(INSTRUCTIONS FOR THE TASK)
Every line below that has "total" in it should be copied.

(Collected data entries)
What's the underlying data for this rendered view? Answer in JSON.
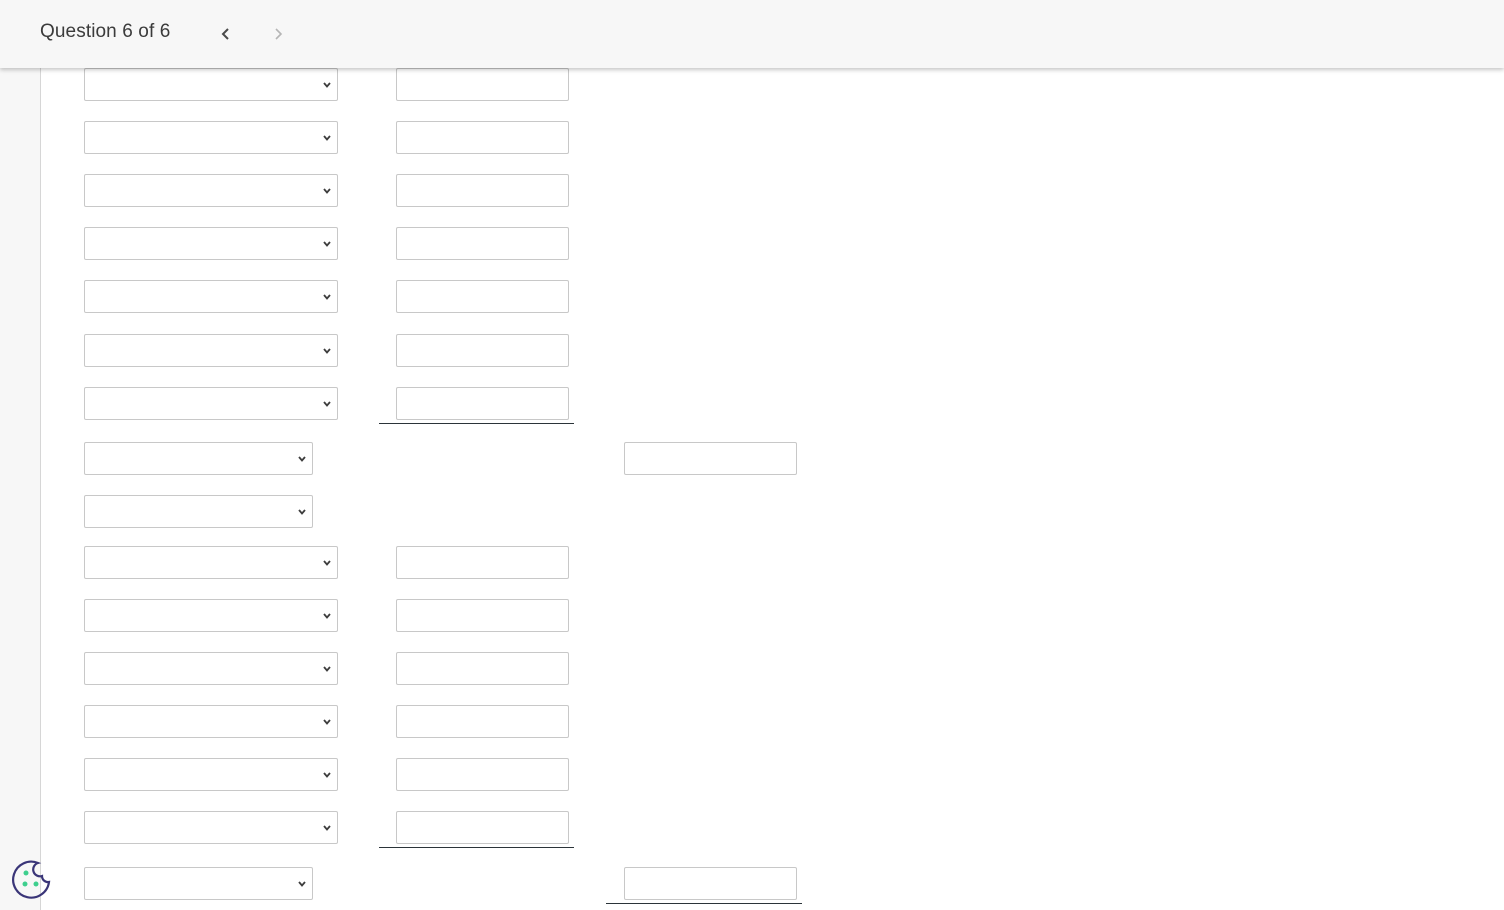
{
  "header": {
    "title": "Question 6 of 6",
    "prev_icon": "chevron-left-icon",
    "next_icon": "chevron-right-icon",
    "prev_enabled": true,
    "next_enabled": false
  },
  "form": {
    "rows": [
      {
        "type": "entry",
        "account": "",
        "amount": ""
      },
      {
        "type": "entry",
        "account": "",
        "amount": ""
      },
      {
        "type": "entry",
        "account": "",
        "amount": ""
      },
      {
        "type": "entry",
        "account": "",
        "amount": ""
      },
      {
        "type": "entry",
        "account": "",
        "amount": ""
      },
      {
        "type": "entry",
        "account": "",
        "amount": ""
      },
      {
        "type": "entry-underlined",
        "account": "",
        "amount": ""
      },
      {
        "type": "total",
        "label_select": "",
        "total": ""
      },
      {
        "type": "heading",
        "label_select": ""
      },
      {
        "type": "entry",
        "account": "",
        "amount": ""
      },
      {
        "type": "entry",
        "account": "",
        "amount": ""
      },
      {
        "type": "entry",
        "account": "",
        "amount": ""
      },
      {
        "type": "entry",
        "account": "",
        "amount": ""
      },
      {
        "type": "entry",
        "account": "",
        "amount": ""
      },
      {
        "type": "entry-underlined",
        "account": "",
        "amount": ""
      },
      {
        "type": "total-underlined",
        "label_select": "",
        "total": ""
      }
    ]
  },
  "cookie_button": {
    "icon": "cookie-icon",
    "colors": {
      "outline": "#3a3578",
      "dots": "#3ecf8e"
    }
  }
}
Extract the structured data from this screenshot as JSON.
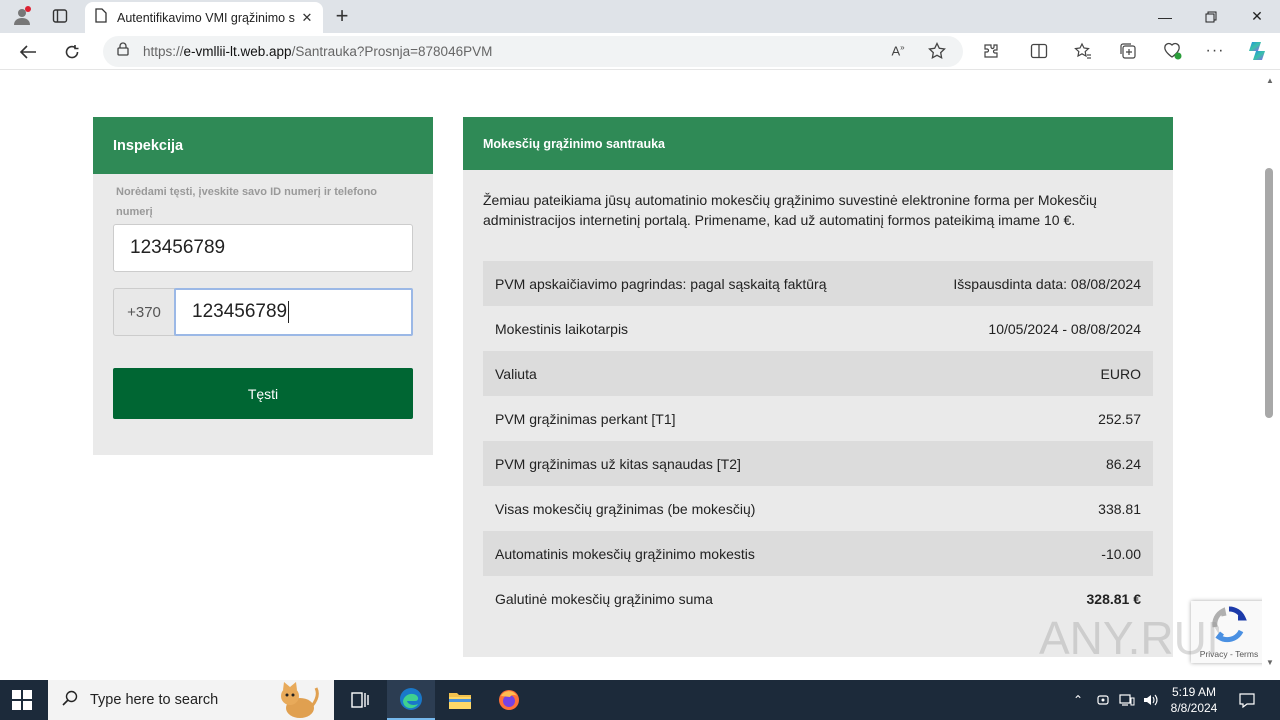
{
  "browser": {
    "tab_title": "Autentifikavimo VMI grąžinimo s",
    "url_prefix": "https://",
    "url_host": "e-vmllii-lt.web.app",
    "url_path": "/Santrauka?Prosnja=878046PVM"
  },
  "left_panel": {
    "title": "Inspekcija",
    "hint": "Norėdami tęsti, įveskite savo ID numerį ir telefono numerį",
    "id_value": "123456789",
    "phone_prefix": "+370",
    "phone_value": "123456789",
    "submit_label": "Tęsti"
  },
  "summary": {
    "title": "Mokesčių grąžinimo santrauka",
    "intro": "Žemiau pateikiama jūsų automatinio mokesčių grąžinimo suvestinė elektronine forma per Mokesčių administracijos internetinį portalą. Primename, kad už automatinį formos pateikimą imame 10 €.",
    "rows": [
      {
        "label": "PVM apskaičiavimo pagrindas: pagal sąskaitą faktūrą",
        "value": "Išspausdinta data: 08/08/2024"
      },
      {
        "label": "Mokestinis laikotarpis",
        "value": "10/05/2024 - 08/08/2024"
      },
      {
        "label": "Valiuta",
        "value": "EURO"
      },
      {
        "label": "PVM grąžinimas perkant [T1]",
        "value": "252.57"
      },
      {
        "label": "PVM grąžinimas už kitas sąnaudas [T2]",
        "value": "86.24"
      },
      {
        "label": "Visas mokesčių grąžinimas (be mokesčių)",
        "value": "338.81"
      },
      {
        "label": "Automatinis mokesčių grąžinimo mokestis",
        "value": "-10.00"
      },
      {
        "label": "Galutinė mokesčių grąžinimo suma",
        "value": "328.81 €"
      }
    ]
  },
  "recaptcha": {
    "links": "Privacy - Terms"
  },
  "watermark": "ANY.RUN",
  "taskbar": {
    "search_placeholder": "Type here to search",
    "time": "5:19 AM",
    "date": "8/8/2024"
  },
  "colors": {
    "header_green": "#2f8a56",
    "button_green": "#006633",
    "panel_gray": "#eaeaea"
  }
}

(TASK RESULT)
        "type": "total",
        "total": ""
        "type": "total-underlined",
        "total": ""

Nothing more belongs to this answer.